(Page and application data records)

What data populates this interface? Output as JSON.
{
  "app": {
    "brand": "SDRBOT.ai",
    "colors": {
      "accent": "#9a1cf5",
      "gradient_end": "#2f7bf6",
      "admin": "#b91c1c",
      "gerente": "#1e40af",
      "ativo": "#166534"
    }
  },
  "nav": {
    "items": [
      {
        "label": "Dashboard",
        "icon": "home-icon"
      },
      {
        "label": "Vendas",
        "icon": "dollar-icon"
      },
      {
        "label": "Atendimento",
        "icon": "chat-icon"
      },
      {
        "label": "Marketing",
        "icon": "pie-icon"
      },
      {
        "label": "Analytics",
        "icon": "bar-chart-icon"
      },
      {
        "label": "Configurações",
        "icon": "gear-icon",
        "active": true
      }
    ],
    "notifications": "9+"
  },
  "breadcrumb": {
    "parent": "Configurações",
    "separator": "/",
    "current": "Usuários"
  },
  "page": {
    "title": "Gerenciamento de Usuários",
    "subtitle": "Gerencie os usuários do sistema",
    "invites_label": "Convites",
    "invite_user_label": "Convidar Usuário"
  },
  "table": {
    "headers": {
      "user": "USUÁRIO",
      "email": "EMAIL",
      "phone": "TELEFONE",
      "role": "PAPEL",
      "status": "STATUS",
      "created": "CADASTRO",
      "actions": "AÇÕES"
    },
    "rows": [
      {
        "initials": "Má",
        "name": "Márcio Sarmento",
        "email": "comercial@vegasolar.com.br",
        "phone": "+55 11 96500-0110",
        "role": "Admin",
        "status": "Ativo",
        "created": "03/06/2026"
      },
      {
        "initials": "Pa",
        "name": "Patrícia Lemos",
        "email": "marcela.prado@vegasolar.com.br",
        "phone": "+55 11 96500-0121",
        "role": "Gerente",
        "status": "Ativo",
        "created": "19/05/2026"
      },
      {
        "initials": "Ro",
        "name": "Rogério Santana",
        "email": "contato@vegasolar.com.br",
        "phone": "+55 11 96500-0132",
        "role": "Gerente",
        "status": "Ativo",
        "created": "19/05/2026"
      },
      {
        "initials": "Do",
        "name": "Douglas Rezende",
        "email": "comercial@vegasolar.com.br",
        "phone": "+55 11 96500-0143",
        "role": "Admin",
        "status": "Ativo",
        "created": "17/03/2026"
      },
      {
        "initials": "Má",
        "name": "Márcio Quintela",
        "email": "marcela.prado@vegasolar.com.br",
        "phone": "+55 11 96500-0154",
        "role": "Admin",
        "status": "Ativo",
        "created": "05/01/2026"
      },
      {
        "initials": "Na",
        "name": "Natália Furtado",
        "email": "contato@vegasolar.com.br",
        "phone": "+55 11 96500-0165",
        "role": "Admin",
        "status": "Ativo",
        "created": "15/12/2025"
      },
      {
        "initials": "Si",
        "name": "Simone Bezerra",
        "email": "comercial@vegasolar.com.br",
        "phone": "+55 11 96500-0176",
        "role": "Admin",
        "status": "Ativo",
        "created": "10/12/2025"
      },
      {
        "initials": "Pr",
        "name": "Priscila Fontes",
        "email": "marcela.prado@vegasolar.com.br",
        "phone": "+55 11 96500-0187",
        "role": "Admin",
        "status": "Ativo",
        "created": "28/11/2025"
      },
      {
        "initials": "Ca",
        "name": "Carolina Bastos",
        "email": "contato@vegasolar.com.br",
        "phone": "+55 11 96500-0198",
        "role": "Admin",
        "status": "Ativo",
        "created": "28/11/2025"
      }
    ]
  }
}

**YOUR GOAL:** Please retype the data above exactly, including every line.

**EXERCISE SOLUTION:**
What data populates this interface? Output as JSON.
{
  "app": {
    "brand": "SDRBOT.ai",
    "colors": {
      "accent": "#9a1cf5",
      "gradient_end": "#2f7bf6",
      "admin": "#b91c1c",
      "gerente": "#1e40af",
      "ativo": "#166534"
    }
  },
  "nav": {
    "items": [
      {
        "label": "Dashboard",
        "icon": "home-icon"
      },
      {
        "label": "Vendas",
        "icon": "dollar-icon"
      },
      {
        "label": "Atendimento",
        "icon": "chat-icon"
      },
      {
        "label": "Marketing",
        "icon": "pie-icon"
      },
      {
        "label": "Analytics",
        "icon": "bar-chart-icon"
      },
      {
        "label": "Configurações",
        "icon": "gear-icon",
        "active": true
      }
    ],
    "notifications": "9+"
  },
  "breadcrumb": {
    "parent": "Configurações",
    "separator": "/",
    "current": "Usuários"
  },
  "page": {
    "title": "Gerenciamento de Usuários",
    "subtitle": "Gerencie os usuários do sistema",
    "invites_label": "Convites",
    "invite_user_label": "Convidar Usuário"
  },
  "table": {
    "headers": {
      "user": "USUÁRIO",
      "email": "EMAIL",
      "phone": "TELEFONE",
      "role": "PAPEL",
      "status": "STATUS",
      "created": "CADASTRO",
      "actions": "AÇÕES"
    },
    "rows": [
      {
        "initials": "Má",
        "name": "Márcio Sarmento",
        "email": "comercial@vegasolar.com.br",
        "phone": "+55 11 96500-0110",
        "role": "Admin",
        "status": "Ativo",
        "created": "03/06/2026"
      },
      {
        "initials": "Pa",
        "name": "Patrícia Lemos",
        "email": "marcela.prado@vegasolar.com.br",
        "phone": "+55 11 96500-0121",
        "role": "Gerente",
        "status": "Ativo",
        "created": "19/05/2026"
      },
      {
        "initials": "Ro",
        "name": "Rogério Santana",
        "email": "contato@vegasolar.com.br",
        "phone": "+55 11 96500-0132",
        "role": "Gerente",
        "status": "Ativo",
        "created": "19/05/2026"
      },
      {
        "initials": "Do",
        "name": "Douglas Rezende",
        "email": "comercial@vegasolar.com.br",
        "phone": "+55 11 96500-0143",
        "role": "Admin",
        "status": "Ativo",
        "created": "17/03/2026"
      },
      {
        "initials": "Má",
        "name": "Márcio Quintela",
        "email": "marcela.prado@vegasolar.com.br",
        "phone": "+55 11 96500-0154",
        "role": "Admin",
        "status": "Ativo",
        "created": "05/01/2026"
      },
      {
        "initials": "Na",
        "name": "Natália Furtado",
        "email": "contato@vegasolar.com.br",
        "phone": "+55 11 96500-0165",
        "role": "Admin",
        "status": "Ativo",
        "created": "15/12/2025"
      },
      {
        "initials": "Si",
        "name": "Simone Bezerra",
        "email": "comercial@vegasolar.com.br",
        "phone": "+55 11 96500-0176",
        "role": "Admin",
        "status": "Ativo",
        "created": "10/12/2025"
      },
      {
        "initials": "Pr",
        "name": "Priscila Fontes",
        "email": "marcela.prado@vegasolar.com.br",
        "phone": "+55 11 96500-0187",
        "role": "Admin",
        "status": "Ativo",
        "created": "28/11/2025"
      },
      {
        "initials": "Ca",
        "name": "Carolina Bastos",
        "email": "contato@vegasolar.com.br",
        "phone": "+55 11 96500-0198",
        "role": "Admin",
        "status": "Ativo",
        "created": "28/11/2025"
      }
    ]
  }
}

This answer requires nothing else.